I took advantage of the early opening of the Dixon gardens this past Saturday morning to go paint there again. I'd been wanting to get back ever since our Urban Sketchers met there last month, and it was thoroughly satisfying. I love the shapes of formal, structured gardens, and the statues mixed in add an element of narrative as well as a different color family.
I never thought of myself as a cherub person, but both at the Peabody and now at Dixon, I find myself drawn to the cherubs holding up basins. They're like junior caryatids. I've painted the bird bath below twice now, and the Peabody fountain three times.
I'm very tempted to go back with my pastels to do more studies (they give me a much greater depth of color and value information). I'm just beginning to think that spending the winter painting formal garden studio pieces could be a lovely way of whiling the cold, dark season away.
Memphis is lucky enough to have the only ornamental metal museum around. It's a fascinating place, with blacksmiths at work, a lovely small museum, a wonderful gift show, and an utterly fascinating main gate with scores of rosettes made by the many blacksmiths and metal artists who have passed through over the years. Each one is a tiny work of art, and I always spend some time lost in the magic of it when I visit.
The grounds are dotted with sculptures and other metalwork, including the gazebo above, and the view of the river, and the wide bend it goes into just south of the city, is the nicest around.
I spend an afternoon drawing down there this week and am dying to go back and do more. It's a stunning place.
I drive down East Parkway on my way to my old time jam, and I've enjoyed gazing east and seeing the new "Tiger Lane" green space and tailgating area. The open space gives the graceful old Liberty Bowl the vista she deserves.
The scene kept drawing me, so I went over on a recent afternoon to paint. It was great to see walkers and bikers using the area for a little pre-dinner exercise. I love public spaces, and I'm glad this one is being used for more than occasional tail-gating.
Elmore and I spent the last four days demonstrating at the crafts fair, so I haven't been drawing much over the last little while. Elmore demonstrated wooden bowl carving, starting with splitting big chunks of tree trunks and going from there. I was demonstrating printmaking, so I spent most of my time carving, but I did take a little time Saturday morning before things got too busy to do an urban sketch. The big lemon near our tent was new this year, at least in our area, and it amused me all week.
It was fun getting to sit and work and watch Elmore do his thing. Here's Elmore splitting a log...
and roughing out the inside of a bowl...
And here we are together, with me in his new rocking chair. We met at this fair eight years ago, so I always like to take an anniversary photo there.

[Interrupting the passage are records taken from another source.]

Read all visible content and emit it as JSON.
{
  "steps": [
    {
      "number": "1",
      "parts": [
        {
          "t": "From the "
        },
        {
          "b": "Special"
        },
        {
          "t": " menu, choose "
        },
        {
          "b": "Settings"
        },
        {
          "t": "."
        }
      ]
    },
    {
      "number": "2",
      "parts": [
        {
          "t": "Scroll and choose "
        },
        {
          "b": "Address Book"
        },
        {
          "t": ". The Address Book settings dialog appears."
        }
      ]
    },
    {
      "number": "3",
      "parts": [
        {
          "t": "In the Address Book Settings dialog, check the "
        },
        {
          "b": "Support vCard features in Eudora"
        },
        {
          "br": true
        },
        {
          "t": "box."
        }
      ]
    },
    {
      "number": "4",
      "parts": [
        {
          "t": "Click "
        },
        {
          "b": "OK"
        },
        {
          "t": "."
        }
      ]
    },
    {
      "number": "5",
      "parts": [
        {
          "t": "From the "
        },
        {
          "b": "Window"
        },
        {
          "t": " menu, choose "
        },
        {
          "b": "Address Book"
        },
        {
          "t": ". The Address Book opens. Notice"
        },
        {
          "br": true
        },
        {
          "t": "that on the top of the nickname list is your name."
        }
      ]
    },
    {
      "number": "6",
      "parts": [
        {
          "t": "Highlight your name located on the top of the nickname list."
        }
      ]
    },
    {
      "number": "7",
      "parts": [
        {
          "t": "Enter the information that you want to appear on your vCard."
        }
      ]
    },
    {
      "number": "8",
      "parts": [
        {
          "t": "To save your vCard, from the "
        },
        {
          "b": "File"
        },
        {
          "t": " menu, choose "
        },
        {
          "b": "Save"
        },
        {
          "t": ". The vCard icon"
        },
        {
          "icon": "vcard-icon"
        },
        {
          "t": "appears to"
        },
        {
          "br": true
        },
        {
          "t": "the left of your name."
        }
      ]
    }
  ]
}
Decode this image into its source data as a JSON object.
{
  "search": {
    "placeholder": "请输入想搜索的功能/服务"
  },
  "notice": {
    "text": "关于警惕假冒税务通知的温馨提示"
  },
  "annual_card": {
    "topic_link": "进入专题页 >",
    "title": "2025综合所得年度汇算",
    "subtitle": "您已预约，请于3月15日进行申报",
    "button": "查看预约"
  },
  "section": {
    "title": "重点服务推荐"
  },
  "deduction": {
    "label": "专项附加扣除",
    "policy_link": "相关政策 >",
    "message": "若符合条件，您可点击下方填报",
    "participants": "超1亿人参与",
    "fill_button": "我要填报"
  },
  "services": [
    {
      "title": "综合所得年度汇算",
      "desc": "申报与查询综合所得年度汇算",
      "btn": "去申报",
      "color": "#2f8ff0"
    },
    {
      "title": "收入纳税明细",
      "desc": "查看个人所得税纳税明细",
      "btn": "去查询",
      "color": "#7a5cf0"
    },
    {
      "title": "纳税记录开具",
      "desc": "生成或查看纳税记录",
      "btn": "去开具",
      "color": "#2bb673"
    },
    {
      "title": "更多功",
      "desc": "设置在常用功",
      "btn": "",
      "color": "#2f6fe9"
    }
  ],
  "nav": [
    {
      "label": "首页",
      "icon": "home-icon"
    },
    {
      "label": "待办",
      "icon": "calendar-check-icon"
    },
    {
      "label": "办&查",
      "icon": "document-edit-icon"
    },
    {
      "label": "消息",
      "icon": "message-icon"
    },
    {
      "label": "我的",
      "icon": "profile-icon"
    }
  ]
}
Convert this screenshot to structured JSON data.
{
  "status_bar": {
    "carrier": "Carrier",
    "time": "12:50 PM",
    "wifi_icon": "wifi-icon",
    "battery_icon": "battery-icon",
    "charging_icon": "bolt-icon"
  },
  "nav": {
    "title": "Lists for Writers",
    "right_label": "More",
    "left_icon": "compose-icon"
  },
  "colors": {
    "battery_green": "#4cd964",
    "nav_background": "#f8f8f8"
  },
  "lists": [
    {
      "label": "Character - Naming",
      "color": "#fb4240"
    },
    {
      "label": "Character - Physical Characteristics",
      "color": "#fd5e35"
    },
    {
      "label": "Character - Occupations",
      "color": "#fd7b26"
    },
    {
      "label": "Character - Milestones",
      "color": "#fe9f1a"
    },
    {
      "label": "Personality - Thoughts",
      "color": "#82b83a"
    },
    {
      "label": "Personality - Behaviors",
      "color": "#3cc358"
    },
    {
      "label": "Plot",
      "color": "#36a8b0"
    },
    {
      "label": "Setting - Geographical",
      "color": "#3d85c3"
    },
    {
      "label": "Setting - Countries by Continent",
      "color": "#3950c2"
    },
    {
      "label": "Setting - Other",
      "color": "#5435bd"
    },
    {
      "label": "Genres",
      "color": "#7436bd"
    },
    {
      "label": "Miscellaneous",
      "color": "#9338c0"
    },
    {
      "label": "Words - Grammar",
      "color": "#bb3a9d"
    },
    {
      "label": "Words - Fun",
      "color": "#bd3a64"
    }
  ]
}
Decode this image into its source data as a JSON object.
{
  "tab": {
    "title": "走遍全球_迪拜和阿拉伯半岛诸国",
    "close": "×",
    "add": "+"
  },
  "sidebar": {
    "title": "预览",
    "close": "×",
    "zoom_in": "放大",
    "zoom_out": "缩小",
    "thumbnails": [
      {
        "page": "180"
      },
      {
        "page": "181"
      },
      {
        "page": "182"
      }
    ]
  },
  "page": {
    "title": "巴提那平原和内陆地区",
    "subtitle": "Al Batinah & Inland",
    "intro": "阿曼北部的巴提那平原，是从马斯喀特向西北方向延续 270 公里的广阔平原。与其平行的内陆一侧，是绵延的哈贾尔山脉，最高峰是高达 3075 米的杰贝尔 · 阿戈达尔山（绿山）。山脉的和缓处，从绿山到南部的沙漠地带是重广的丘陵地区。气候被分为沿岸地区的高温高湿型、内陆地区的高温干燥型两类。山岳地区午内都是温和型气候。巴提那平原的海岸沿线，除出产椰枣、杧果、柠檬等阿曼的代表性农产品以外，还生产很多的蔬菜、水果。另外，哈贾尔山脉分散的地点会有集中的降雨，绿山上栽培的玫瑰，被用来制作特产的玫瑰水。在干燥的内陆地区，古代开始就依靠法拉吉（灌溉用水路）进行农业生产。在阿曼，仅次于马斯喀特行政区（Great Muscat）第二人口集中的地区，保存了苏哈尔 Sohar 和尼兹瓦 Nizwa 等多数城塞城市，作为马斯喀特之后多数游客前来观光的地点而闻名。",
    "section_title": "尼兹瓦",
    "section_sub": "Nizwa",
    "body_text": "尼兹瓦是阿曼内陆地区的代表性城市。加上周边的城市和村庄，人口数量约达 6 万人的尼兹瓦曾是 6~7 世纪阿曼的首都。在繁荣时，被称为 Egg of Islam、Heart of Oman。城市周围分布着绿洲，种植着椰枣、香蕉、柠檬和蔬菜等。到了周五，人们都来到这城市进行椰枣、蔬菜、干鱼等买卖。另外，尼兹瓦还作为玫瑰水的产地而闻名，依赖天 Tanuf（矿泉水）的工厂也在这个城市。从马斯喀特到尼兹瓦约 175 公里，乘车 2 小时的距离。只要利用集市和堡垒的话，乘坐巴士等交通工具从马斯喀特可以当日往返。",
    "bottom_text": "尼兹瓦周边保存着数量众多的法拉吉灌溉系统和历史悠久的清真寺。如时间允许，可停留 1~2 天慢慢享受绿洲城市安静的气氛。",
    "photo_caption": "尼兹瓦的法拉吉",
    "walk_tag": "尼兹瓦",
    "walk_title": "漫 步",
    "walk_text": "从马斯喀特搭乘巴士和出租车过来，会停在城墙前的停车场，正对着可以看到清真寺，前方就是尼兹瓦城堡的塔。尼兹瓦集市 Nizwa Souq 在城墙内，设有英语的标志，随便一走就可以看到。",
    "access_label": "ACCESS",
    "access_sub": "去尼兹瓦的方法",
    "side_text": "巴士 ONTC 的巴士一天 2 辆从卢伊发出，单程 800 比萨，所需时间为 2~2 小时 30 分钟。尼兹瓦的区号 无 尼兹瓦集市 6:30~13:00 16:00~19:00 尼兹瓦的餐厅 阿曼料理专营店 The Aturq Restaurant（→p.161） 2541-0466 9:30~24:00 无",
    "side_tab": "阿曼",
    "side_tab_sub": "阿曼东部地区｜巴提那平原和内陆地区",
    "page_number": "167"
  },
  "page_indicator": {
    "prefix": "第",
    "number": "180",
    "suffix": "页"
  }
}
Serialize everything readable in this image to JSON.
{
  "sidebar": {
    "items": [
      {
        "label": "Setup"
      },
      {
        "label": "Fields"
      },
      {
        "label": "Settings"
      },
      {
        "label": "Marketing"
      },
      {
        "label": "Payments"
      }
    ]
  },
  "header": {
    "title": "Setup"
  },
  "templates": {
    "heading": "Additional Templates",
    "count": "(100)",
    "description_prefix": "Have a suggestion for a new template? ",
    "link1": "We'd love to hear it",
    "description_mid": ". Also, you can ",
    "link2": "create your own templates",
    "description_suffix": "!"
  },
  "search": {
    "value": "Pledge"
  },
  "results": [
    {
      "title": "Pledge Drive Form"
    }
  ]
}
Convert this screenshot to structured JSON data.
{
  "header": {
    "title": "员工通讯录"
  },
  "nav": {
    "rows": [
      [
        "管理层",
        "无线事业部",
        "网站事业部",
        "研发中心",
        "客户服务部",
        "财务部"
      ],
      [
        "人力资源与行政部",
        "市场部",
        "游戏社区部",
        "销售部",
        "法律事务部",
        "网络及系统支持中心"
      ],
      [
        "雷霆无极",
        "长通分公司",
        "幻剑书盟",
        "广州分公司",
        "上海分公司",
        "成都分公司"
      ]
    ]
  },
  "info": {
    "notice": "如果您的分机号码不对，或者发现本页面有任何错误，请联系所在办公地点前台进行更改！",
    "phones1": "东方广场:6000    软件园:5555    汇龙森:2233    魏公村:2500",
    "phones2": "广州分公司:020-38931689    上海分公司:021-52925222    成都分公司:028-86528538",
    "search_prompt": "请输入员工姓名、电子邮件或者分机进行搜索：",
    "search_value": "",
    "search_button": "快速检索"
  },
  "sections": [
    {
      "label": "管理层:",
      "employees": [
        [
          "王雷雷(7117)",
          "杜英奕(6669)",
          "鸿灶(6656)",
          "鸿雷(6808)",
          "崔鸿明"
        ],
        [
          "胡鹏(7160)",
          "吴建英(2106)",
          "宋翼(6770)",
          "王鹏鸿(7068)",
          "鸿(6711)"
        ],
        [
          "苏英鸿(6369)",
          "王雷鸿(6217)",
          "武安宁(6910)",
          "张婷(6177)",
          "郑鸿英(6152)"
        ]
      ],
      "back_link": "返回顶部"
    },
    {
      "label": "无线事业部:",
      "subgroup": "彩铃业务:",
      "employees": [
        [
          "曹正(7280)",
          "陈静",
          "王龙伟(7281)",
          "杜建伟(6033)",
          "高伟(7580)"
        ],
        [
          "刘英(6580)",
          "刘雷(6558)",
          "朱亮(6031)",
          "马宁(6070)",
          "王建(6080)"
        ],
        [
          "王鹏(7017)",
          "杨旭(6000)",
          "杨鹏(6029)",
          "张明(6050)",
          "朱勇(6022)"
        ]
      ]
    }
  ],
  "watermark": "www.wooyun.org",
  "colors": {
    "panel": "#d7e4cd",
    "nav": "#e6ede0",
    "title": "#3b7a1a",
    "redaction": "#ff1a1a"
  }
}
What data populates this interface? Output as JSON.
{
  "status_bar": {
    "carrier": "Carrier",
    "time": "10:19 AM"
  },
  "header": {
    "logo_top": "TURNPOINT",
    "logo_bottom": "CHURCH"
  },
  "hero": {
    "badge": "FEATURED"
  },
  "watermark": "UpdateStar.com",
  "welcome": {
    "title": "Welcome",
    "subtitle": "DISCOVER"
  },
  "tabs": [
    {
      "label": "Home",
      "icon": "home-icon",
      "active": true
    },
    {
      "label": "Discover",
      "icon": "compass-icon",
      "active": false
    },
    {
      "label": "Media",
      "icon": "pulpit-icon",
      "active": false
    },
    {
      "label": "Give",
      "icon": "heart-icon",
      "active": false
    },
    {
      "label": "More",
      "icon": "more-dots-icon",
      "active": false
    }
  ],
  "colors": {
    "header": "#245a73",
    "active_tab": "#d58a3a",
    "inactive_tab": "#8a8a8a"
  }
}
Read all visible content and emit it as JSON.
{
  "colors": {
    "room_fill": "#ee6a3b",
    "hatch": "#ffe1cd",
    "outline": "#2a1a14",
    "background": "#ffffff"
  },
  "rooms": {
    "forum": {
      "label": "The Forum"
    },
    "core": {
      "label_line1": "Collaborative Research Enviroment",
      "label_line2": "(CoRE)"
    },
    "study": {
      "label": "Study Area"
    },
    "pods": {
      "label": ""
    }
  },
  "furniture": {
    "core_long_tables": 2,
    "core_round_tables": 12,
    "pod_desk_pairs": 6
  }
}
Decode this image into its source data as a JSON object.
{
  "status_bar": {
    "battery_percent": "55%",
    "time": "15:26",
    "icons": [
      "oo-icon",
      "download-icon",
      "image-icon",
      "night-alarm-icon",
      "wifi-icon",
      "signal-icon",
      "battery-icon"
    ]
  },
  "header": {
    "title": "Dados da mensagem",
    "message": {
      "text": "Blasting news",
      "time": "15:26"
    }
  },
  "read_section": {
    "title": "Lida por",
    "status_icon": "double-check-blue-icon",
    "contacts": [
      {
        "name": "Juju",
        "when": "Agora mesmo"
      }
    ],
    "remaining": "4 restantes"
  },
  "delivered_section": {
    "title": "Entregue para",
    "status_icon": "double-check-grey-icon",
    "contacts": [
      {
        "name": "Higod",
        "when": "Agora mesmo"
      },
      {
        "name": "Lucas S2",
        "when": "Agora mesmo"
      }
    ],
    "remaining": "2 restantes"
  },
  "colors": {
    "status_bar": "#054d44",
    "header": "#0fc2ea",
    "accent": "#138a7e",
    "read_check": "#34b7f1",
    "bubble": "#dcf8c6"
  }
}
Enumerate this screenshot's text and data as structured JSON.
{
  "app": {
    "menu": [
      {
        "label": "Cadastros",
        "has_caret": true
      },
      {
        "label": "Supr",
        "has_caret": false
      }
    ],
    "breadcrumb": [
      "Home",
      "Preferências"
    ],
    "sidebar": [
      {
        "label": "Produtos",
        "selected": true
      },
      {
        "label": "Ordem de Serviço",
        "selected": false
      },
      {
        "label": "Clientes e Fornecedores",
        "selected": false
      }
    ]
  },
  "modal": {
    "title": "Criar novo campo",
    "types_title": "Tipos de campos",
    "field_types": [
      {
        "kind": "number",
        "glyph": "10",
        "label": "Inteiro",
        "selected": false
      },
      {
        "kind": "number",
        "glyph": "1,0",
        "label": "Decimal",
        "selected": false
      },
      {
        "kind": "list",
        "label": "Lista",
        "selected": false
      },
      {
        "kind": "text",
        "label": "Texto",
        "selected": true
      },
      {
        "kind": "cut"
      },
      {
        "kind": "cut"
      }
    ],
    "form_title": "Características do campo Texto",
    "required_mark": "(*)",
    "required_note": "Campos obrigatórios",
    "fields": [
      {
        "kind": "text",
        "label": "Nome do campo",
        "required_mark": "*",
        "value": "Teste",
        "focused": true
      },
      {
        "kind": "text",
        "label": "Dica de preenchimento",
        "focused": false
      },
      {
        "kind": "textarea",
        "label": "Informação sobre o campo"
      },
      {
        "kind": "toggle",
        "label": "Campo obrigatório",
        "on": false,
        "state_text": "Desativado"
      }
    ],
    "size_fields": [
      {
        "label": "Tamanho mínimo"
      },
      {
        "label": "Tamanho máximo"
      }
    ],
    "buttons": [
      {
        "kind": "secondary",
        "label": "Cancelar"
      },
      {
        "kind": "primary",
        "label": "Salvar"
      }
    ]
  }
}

The camping trip made me want to paint more at the river, so I took Merlin down the other afternoon, and he roamed around the Greenbelt Park while I painted. Things didn't click as smoothly as they had for me on the island, but I got a couple I'm pleased with. It's fun to paint sometimes without the pen drawing first, though I'm still trying to figure out the best way to make that work.
Our Memphis Urban Sketchers group recently got to go into the old Sears Crosstown building. It was a fabulous peek into a place that has loomed over my neighborhood for well more than my life, and I loved getting to draw inside it.
We weren't allowed to separate by the building's owners, however, so we all had to draw in set time periods as a group, and I felt rushed and not able to do my best work. The one above is my first one, and it's the only one I'm really pleased with.
In this one, I was drawn by the color of the sky through the windows, but it turns out that the space was too shallow to be interesting, and I didn't get enough contrast between light and dark in. If I'd had time to really look around and then paint, I think I could have done better, but it was a treat to be able to be in there at all.
The last two were done in about five minutes each, and they're interesting peeks into the building. The lamps in the cafeteria:
And a corner with a wagon and light falling on the floor (that I didn't get enough of into the frame):
Really the best thing I did, however unwittingly, all day, was model for my friend Matt Matthews' portraits of me painting. He brought his camera along with our group and got some amazing photos. You can see his photo stream of both the building itself and our group at work here.
I've gotten behind posting my new work, but I ran the 1909 letterpress a few days ago with this Christmas card. I was just given a second set of vintage wooden type (the large "N", about 3 1/2" tall) to go with my smaller set ("oel"). I'm busy folding and packaging these now while I listen to the Cardinals in the playoffs.
I got a late start yesterday morning and decided to stay close to home. This house is on my regular way to church, and it had been calling to me as I walked past it over the last weeks. It's nice to be able to paint close to home, so I took a whole camp chair with me as well as my regular backpack (luxury) and walked the two blocks to paint. The light moved around on me a good bit, since I was running into lunchtime by the time I finished, but I enjoyed painting one of the grander homes in our neighborhood. I also love the corner ones that slant expansively out to the corner instead of facing one street or the other.